'''
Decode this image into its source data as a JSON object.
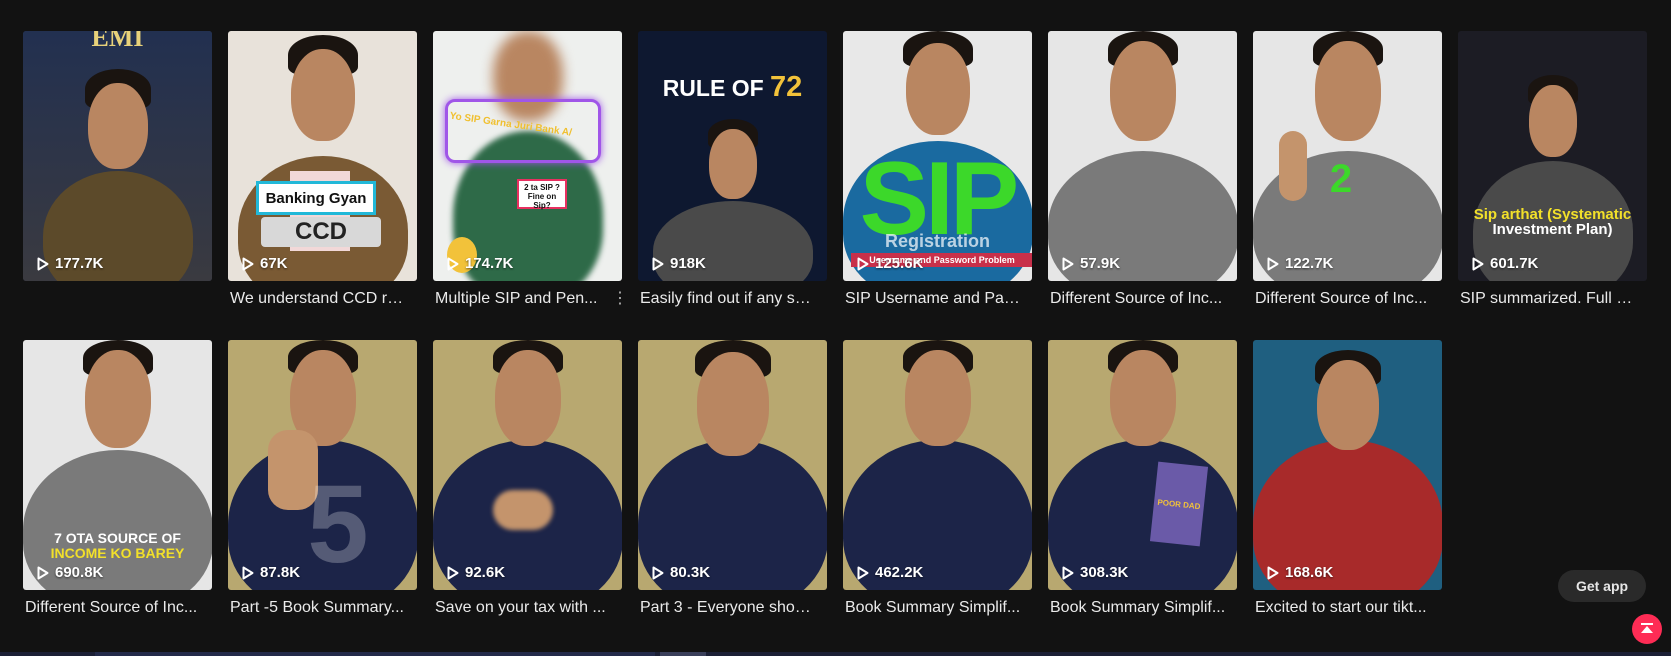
{
  "videos": [
    {
      "views": "177.7K",
      "caption": "",
      "overlay": "EMI",
      "bg": "#2a3550",
      "shirt": "#5c4a2a"
    },
    {
      "views": "67K",
      "caption": "We understand CCD ra...",
      "overlay": "Banking Gyan",
      "overlay2": "CCD",
      "bg": "#e8e2da",
      "shirt": "#7a5a34"
    },
    {
      "views": "174.7K",
      "caption": "Multiple SIP and Pen...",
      "overlay": "Yo SIP Garna Juri Bank A/",
      "overlay2": "2 ta SIP ? Fine on Sip?",
      "bg": "#eef0ee",
      "shirt": "#2e6a48"
    },
    {
      "views": "918K",
      "caption": "Easily find out if any sc...",
      "overlay": "RULE OF",
      "overlay_num": "72",
      "bg": "#0e1830",
      "shirt": "#4a4a4a"
    },
    {
      "views": "125.6K",
      "caption": "SIP Username and Pas...",
      "overlay": "SIP",
      "overlay2": "Registration",
      "overlay3": "Username and Password Problem",
      "bg": "#e8e8e8",
      "shirt": "#1a6aa0"
    },
    {
      "views": "57.9K",
      "caption": "Different Source of Inc...",
      "overlay": "",
      "bg": "#e6e6e6",
      "shirt": "#7a7a7a"
    },
    {
      "views": "122.7K",
      "caption": "Different Source of Inc...",
      "overlay": "2",
      "bg": "#e6e6e6",
      "shirt": "#7a7a7a"
    },
    {
      "views": "601.7K",
      "caption": "SIP summarized. Full d...",
      "overlay": "Sip arthat (Systematic",
      "overlay2": "Investment Plan)",
      "bg": "#1c1c24",
      "shirt": "#4a4a4a"
    },
    {
      "views": "690.8K",
      "caption": "Different Source of Inc...",
      "overlay": "7 OTA SOURCE OF",
      "overlay2": "INCOME KO BAREY",
      "bg": "#e6e6e6",
      "shirt": "#7a7a7a"
    },
    {
      "views": "87.8K",
      "caption": "Part -5 Book Summary...",
      "overlay": "5",
      "bg": "#b8a870",
      "shirt": "#1c2448"
    },
    {
      "views": "92.6K",
      "caption": "Save on your tax with ...",
      "overlay": "",
      "bg": "#b8a870",
      "shirt": "#1c2448"
    },
    {
      "views": "80.3K",
      "caption": "Part 3 - Everyone shou...",
      "overlay": "",
      "bg": "#b8a870",
      "shirt": "#1c2448"
    },
    {
      "views": "462.2K",
      "caption": "Book Summary Simplif...",
      "overlay": "",
      "bg": "#b8a870",
      "shirt": "#1c2448"
    },
    {
      "views": "308.3K",
      "caption": "Book Summary Simplif...",
      "overlay": "POOR DAD",
      "bg": "#b8a870",
      "shirt": "#1c2448"
    },
    {
      "views": "168.6K",
      "caption": "Excited to start our tikt...",
      "overlay": "",
      "bg": "#1f5f80",
      "shirt": "#a82a2a"
    }
  ],
  "get_app_label": "Get app",
  "colors": {
    "accent": "#fe2c55",
    "background": "#121212"
  }
}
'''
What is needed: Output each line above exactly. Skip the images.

Exercise output:
Decode this image into its source data as a JSON object.
{
  "videos": [
    {
      "views": "177.7K",
      "caption": "",
      "overlay": "EMI",
      "bg": "#2a3550",
      "shirt": "#5c4a2a"
    },
    {
      "views": "67K",
      "caption": "We understand CCD ra...",
      "overlay": "Banking Gyan",
      "overlay2": "CCD",
      "bg": "#e8e2da",
      "shirt": "#7a5a34"
    },
    {
      "views": "174.7K",
      "caption": "Multiple SIP and Pen...",
      "overlay": "Yo SIP Garna Juri Bank A/",
      "overlay2": "2 ta SIP ? Fine on Sip?",
      "bg": "#eef0ee",
      "shirt": "#2e6a48"
    },
    {
      "views": "918K",
      "caption": "Easily find out if any sc...",
      "overlay": "RULE OF",
      "overlay_num": "72",
      "bg": "#0e1830",
      "shirt": "#4a4a4a"
    },
    {
      "views": "125.6K",
      "caption": "SIP Username and Pas...",
      "overlay": "SIP",
      "overlay2": "Registration",
      "overlay3": "Username and Password Problem",
      "bg": "#e8e8e8",
      "shirt": "#1a6aa0"
    },
    {
      "views": "57.9K",
      "caption": "Different Source of Inc...",
      "overlay": "",
      "bg": "#e6e6e6",
      "shirt": "#7a7a7a"
    },
    {
      "views": "122.7K",
      "caption": "Different Source of Inc...",
      "overlay": "2",
      "bg": "#e6e6e6",
      "shirt": "#7a7a7a"
    },
    {
      "views": "601.7K",
      "caption": "SIP summarized. Full d...",
      "overlay": "Sip arthat (Systematic",
      "overlay2": "Investment Plan)",
      "bg": "#1c1c24",
      "shirt": "#4a4a4a"
    },
    {
      "views": "690.8K",
      "caption": "Different Source of Inc...",
      "overlay": "7 OTA SOURCE OF",
      "overlay2": "INCOME KO BAREY",
      "bg": "#e6e6e6",
      "shirt": "#7a7a7a"
    },
    {
      "views": "87.8K",
      "caption": "Part -5 Book Summary...",
      "overlay": "5",
      "bg": "#b8a870",
      "shirt": "#1c2448"
    },
    {
      "views": "92.6K",
      "caption": "Save on your tax with ...",
      "overlay": "",
      "bg": "#b8a870",
      "shirt": "#1c2448"
    },
    {
      "views": "80.3K",
      "caption": "Part 3 - Everyone shou...",
      "overlay": "",
      "bg": "#b8a870",
      "shirt": "#1c2448"
    },
    {
      "views": "462.2K",
      "caption": "Book Summary Simplif...",
      "overlay": "",
      "bg": "#b8a870",
      "shirt": "#1c2448"
    },
    {
      "views": "308.3K",
      "caption": "Book Summary Simplif...",
      "overlay": "POOR DAD",
      "bg": "#b8a870",
      "shirt": "#1c2448"
    },
    {
      "views": "168.6K",
      "caption": "Excited to start our tikt...",
      "overlay": "",
      "bg": "#1f5f80",
      "shirt": "#a82a2a"
    }
  ],
  "get_app_label": "Get app",
  "colors": {
    "accent": "#fe2c55",
    "background": "#121212"
  }
}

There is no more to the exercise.